Wednesday, April 30, 2008
Lance S. Hall (ASA, cofounder and President of FMV Opinions) has recently authored a article entitled The New Frontier: Non-Charitable Estate Planning Transfers with Fractional Interests in Art (and Other Personal Property).
Here is the conclusion of his article:
With the art market reaching new highs and investor interest in art exceeding previous norms, increased scrutiny to the estate planning needs of art collectors and investors is required. With the changes in the rules for charitable gifting under the 2006 Pension Protection Act, charitable gifts of art are no longer as attractive. Alternatively, fractional interest gifting to the junior generation may result in significant estate tax reduction. Even if a gift is not made, art investors/collectors in community property states may be able to avail themselves of undivided interest discounts at death.
Clearly, undivided interest discounts for art and other personal property are likely to incur close scrutiny and outright rejection by the IRS. However, under the principles of "fair market value" an undivided interest discount is applicable. The challenge will be convincing the court that an analysis with no empirical data involving actual undivided interest sales in art will meet the taxpayer's burden of proof. The courts have overcome identical difficulties associated with the lack of empirical data when discounting undivided interests in real estate. The issues are no different with art, collectibles and other personal property. An objective measure of the hierarchy of discounts applicable to different asset classes is to examine the relative volatility of the individual art or personal property with other classes of investments where empirical data is available (real estate is generally less volatile than stock and art, stock is generally less volatile than art, art is generally less volatile than gold and commodities). Then, the specific attributes of the art (or other personal property) could be used to more subjectively adjust the discount up or down, accordingly.

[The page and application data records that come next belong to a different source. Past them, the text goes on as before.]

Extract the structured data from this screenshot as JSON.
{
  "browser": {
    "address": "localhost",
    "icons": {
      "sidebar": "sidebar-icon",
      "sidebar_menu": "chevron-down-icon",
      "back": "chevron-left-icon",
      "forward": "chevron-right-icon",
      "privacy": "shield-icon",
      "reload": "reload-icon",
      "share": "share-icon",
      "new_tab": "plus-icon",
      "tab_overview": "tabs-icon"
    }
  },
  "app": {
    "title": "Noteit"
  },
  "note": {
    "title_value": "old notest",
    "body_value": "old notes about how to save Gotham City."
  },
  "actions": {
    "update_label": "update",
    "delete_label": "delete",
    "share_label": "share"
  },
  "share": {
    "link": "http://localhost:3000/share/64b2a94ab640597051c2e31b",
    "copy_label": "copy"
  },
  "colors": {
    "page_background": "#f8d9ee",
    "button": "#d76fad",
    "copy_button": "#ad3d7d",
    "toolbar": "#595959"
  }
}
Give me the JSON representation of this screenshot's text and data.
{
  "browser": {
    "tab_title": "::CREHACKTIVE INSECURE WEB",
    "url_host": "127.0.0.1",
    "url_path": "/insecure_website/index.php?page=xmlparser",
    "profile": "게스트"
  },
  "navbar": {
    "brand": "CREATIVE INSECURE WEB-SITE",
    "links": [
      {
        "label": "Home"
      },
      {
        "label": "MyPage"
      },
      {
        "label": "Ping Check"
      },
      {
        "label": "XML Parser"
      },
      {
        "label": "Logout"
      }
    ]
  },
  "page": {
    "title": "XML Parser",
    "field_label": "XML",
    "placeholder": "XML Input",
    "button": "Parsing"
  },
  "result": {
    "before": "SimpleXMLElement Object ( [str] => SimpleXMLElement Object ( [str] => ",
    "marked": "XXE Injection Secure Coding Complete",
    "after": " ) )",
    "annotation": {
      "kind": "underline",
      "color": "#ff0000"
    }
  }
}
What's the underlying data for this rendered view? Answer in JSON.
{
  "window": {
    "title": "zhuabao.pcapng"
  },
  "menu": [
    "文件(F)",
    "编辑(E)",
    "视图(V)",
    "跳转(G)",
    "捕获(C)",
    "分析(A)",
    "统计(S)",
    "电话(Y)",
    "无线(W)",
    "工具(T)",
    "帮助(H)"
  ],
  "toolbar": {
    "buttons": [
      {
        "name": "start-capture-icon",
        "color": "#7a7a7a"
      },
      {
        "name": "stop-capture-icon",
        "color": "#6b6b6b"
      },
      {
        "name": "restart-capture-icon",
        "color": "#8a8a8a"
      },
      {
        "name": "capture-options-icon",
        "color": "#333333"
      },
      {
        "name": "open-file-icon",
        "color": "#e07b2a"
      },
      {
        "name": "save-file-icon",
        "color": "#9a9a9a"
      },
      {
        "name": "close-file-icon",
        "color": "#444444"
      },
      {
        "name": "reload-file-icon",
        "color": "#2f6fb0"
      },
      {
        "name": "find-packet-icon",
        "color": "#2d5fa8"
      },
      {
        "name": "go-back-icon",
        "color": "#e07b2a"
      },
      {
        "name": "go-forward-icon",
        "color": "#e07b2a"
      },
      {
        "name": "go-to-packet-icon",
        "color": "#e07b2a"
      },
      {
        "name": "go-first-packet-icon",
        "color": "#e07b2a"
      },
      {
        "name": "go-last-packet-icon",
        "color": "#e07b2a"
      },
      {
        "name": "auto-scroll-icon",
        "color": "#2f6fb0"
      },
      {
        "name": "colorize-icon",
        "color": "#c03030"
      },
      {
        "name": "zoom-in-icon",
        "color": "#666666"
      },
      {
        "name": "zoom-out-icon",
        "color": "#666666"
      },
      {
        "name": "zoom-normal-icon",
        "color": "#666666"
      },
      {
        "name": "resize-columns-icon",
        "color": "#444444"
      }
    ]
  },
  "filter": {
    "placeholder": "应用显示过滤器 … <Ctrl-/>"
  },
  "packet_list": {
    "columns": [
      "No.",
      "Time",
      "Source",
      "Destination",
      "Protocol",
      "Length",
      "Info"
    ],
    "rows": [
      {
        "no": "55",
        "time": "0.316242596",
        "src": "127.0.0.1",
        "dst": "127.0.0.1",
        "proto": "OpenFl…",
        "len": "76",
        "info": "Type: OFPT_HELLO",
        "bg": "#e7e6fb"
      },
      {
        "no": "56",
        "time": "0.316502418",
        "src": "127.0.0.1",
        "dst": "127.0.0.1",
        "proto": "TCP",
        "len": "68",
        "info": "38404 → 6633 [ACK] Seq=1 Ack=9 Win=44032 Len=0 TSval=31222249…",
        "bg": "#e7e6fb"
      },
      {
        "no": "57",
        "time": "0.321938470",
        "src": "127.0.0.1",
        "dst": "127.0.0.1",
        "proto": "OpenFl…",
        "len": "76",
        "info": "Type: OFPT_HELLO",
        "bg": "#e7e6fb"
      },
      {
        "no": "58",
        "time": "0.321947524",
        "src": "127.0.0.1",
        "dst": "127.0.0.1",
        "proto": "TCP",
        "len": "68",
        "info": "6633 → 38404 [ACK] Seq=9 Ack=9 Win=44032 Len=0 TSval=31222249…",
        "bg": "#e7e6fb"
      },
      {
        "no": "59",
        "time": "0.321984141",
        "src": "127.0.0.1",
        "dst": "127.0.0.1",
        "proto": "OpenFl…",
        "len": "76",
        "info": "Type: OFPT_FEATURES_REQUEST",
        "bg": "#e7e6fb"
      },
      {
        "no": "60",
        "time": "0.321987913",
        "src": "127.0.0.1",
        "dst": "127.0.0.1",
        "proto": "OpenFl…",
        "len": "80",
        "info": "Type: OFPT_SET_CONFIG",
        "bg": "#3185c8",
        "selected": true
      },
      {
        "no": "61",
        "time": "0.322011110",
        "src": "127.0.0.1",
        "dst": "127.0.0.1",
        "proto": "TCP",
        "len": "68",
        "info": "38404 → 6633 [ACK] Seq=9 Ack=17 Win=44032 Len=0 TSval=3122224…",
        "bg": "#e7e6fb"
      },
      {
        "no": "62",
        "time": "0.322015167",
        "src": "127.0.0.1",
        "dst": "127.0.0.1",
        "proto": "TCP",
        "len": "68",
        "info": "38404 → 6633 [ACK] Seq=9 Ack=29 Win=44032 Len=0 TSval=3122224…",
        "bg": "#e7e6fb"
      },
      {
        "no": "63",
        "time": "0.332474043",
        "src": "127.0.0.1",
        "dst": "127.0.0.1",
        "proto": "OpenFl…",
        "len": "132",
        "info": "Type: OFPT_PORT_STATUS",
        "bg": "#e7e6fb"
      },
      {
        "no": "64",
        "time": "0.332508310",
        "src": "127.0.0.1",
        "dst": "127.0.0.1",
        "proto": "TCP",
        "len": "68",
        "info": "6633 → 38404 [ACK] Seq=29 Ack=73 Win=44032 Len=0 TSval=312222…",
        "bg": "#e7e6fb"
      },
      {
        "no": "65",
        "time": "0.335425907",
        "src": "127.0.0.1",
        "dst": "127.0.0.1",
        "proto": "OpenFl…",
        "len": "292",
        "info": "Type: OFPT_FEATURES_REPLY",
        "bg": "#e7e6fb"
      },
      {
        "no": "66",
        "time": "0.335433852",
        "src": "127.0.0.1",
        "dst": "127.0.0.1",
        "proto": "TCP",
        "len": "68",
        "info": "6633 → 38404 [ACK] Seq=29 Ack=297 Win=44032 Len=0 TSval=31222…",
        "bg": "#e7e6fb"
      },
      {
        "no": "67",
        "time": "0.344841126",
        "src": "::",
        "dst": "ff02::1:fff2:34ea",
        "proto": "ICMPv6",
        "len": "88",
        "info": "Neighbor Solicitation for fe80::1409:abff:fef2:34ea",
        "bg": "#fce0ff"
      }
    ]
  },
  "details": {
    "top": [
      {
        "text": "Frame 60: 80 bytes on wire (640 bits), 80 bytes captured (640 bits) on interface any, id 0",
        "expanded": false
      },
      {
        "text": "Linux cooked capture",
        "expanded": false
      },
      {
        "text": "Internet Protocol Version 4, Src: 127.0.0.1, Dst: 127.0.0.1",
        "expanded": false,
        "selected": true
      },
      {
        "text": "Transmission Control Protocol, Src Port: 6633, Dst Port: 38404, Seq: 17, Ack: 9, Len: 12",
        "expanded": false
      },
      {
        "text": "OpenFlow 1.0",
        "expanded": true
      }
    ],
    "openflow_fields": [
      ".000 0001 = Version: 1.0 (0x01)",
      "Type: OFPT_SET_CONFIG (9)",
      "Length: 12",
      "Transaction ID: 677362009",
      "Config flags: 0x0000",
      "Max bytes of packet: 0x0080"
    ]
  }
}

To focus the court's attention to the lack of control and lack of marketability of the interest, and away from the right to partition, a transfer made subject to an agreement to waive the right to partition is advisable.
With the charitable gifting no longer as advantageous, the estate planning professional can expect to see a significant rise in fractional interest discount planning for art (and other personal property).